meggie said...

Your post brought tears to my eyes. I have items like that. They also reduce me to tears.

heartinsanfrancisco said...

Awww. So darling.

I have boxes (brown, dogeared, ripped) stuffed with old photos of my children that I have never managed to get into albums. When I get Flip to take them down from their high shelves for me, I am transported to the Land of Reliving, and only my aching back after many hours brings me back.

There are even my own old report cards in there which are hilarious for all the teachers' notes informing my parents that I was not working to capacity.

rhubarbwhine said...

What a moving, heart warming post. I am so glad you shared this, and the writing is beautiful - both yours, and his.

PBS said...

Oh that is WAY too much moving! Moving is so much work, even though starting in a new place is pretty exciting. I reading your writing so poetic!

I took out The Not So Big Life book from the library but now want a copy of my own--to inspire me to dig through those old boxes and simplify my life!

PBS said...

OK, meant to say that I like reading your writing, it's so poetic! I must have had a case of jumbled fingers up there...sorry.

Tanya Brown said...

Oh, goodness. It sounds like that last box has treasures to equal the stolen crystal.

Tanya Brown said...

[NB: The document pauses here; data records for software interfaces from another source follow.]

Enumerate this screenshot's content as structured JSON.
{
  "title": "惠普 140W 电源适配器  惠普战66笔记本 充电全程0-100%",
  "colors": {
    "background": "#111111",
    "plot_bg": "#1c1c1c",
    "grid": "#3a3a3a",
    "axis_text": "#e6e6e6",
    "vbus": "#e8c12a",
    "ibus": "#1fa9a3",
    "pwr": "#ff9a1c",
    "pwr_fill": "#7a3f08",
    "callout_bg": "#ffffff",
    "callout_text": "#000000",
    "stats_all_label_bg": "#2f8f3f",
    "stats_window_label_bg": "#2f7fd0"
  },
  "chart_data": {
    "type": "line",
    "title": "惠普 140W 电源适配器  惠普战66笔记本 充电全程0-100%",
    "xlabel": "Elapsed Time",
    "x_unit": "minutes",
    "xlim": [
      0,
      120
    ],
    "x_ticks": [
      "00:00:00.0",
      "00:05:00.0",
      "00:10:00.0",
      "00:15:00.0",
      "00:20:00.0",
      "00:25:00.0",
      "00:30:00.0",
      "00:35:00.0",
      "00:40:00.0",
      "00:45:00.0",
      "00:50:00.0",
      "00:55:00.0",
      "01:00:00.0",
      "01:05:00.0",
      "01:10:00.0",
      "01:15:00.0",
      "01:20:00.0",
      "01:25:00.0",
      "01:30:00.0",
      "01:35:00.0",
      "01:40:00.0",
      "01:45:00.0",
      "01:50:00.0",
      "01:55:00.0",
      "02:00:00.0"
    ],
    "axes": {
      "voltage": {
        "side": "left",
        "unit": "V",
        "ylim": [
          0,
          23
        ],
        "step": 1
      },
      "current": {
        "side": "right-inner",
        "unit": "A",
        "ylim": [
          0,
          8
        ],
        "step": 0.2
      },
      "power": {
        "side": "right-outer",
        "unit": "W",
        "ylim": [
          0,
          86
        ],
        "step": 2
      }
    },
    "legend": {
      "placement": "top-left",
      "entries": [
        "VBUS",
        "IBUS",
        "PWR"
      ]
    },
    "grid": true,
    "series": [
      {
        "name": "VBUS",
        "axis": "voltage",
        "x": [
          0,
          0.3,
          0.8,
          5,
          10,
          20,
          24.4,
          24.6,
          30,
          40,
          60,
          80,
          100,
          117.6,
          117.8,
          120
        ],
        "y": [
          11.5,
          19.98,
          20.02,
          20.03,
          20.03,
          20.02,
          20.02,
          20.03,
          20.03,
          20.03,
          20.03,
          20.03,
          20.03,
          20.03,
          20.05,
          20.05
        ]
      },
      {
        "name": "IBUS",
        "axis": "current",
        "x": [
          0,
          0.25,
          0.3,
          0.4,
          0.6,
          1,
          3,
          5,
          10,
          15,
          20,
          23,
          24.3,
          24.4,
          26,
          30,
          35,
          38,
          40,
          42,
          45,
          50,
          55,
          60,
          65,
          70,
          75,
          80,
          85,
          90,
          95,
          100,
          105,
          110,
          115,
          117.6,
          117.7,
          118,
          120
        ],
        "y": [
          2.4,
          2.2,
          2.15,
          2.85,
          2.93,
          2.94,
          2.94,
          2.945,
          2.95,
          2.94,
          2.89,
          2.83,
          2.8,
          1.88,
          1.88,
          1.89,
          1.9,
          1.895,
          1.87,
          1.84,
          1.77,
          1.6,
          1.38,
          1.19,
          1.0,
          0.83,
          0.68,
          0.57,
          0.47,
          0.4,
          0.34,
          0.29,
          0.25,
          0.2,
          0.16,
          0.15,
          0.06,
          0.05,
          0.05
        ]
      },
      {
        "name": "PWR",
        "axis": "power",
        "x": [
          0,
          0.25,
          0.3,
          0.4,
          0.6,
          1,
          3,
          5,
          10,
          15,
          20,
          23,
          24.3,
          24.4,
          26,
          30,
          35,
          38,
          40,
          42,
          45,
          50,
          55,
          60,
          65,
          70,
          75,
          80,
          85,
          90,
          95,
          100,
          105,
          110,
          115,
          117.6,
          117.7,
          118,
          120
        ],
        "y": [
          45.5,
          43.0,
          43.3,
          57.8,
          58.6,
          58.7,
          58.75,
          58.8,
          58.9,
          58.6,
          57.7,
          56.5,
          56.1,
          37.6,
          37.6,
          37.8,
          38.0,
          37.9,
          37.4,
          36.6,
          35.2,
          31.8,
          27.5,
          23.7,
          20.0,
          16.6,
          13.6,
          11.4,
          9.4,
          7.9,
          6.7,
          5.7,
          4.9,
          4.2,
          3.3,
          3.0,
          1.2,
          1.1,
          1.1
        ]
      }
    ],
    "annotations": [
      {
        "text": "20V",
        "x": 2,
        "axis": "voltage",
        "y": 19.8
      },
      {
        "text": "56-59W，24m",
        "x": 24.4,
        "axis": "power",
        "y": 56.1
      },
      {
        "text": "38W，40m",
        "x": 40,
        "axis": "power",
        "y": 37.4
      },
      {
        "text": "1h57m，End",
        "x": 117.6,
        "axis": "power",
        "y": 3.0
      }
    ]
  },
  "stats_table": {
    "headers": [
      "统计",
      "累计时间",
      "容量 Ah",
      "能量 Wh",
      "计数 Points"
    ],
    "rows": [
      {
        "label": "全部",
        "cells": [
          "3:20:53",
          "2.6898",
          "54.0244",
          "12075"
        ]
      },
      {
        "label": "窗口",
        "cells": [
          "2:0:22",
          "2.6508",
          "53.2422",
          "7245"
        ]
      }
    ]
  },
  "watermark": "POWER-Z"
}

Re: this morning's blog entry, my in-laws don't believe that Nixon or his compadres were involved in the Watergate burglaries, despite the wealth of evidence, confessions and prison time. Enough said.

jkhenson said...

Oh, how I love your writing, Molly, and I think of how teary I will get when my nest is empty, looking back on fourth grade of my girls.. which is now for the youngest. Wow. I think it is a fun box. I haven't moved in ages. Maybe I will have to just make a box. ;)

fifi said...

When I was at my parents house last weekend I found my own little stash of schoolthings.
Nothing as cute as that though, even though i was transported by them, so familiar and yet forgotten.

Eastcoastdweller said...

I know that feeling, having grown up military myself. It is a mixed bag of emotions, going to a new place and rebuilding one's life.

I have maps in my head of places to which I will probably never return, and boxes of my own full of ancient (relatively speaking) memories.

The way children spell just grabs your heart strings. I have a note from years ago when I taught a church class that says simply "Thak you for theaching."